- Do the units work? If g is in N/kg (same as m/s2), then g*r will be m2/s2. When I take the square root of this, I get units of m/s – that is good.
- If r is constant, what should happen as theta gets larger? This should be slower speed. It is sort of difficult to see from that function, so let me make a quick plot.
That plot looks pretty good. For an angle that approaches 90 degrees, the skater’s speed would be smaller. A skater wouldn’t have to lean at all if the skater was stopped. As the angle gets smaller (approaching zero), the skater would have to be going faster and faster. That is just what that graph shows.
So, let me see if this works. What is the radius of a short-track? According to the ISU (International Sk8ing Union) the inner radius must be
25-26 meters 8 – 8.5 meters (see correction in comments). What about the angle? From the picture of Apolo above, I get about 33 degrees (0.6 radians). Using these values, I get a speed of:
This is the part where I discuss why the speed was too great. I originally used the 25 meter radius and calculated a speed of around 42 mph. I will leave this part in here even though it is incorrect.
Clearly, this is way too fast. Apolo’s best time on the 500 meter race is 41.5 seconds. This gives an average speed of 12 m/s. Is the angle the problem? I don’t think so. Looking at the plot of the function above, the angle would have to be around 50-60 degrees for the speed to be 12 m/s. Is it because he is pushing on the ice with his hand? Again, I don’t think this is the case because sometimes they don’t touch the ground. What about the radius? Even moving the radius down to 23 meters doesn’t make that big of a difference.
The problem must be with one of my assumptions. I suspect the assumption that the “center of the centrifugal force” was at the same location as the center of mass. This would make a difference. Now I guess I will have to calculate that.

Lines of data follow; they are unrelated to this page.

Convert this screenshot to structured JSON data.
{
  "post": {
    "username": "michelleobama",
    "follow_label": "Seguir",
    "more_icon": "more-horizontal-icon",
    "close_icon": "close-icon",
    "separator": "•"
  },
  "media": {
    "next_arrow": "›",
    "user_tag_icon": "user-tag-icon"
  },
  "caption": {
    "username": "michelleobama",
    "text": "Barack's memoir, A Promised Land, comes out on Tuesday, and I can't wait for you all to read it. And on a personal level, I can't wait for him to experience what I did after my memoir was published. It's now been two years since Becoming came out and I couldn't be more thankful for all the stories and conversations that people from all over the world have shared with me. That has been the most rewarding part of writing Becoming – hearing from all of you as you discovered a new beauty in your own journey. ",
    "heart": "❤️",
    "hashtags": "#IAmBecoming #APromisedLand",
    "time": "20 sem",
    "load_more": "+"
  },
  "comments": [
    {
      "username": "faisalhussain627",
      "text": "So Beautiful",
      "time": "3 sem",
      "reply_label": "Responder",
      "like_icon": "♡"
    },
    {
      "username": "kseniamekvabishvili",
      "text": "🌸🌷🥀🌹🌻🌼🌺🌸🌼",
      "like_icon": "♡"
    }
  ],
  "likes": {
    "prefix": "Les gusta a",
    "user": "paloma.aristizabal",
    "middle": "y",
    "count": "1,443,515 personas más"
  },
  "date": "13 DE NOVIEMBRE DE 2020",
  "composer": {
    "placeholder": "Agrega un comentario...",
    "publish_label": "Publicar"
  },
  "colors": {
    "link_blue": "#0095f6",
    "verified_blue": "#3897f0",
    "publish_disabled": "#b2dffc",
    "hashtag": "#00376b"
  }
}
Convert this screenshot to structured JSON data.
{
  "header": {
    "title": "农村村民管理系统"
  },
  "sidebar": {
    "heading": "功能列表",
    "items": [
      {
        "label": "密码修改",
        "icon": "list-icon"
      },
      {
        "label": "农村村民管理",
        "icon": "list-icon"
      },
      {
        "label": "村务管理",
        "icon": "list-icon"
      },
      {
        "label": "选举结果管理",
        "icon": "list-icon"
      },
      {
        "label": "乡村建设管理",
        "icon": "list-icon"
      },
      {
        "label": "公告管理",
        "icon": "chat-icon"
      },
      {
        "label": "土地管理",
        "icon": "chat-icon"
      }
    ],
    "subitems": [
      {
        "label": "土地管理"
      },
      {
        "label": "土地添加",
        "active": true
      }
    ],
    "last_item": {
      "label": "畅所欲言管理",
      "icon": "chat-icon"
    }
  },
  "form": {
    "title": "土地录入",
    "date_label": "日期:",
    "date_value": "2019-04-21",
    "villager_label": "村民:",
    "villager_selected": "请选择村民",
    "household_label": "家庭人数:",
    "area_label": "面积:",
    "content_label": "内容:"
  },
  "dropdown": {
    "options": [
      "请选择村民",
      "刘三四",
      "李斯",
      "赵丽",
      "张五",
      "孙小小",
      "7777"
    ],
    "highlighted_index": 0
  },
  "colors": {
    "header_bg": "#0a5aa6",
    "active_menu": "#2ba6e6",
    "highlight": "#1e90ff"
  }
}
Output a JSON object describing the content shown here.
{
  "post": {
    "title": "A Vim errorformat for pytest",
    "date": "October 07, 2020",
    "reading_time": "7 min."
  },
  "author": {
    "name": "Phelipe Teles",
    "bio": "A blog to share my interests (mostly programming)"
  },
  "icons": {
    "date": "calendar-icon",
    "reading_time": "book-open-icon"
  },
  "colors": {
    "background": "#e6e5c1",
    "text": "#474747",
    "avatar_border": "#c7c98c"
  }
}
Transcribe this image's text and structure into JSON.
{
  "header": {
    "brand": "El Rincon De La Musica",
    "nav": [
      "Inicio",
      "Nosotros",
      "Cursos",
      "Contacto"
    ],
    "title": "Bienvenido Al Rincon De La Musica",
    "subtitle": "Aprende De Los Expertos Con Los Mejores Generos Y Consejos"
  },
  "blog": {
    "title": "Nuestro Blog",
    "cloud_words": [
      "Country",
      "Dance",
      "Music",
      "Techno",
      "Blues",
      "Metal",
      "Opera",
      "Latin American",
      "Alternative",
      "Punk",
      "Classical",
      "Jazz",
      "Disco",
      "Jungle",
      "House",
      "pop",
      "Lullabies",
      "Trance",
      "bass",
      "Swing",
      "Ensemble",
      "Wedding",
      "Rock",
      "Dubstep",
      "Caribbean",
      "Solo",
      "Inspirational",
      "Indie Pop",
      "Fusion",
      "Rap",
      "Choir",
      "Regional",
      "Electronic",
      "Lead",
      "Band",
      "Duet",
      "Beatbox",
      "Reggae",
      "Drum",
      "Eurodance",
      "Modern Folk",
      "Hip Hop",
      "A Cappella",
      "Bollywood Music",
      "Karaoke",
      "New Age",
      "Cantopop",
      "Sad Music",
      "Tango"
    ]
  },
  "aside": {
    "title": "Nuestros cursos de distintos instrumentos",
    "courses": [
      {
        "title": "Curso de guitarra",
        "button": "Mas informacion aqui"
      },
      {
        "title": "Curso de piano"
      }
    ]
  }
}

You should give me some credit for knowing something was wrong. According to commenter Milan, the radius is around 8.5 – 8 meters. You can take off some points in my internet looking-up scores. This gives a speed of 24 mph – that I am much happier with. I will fix the figures above.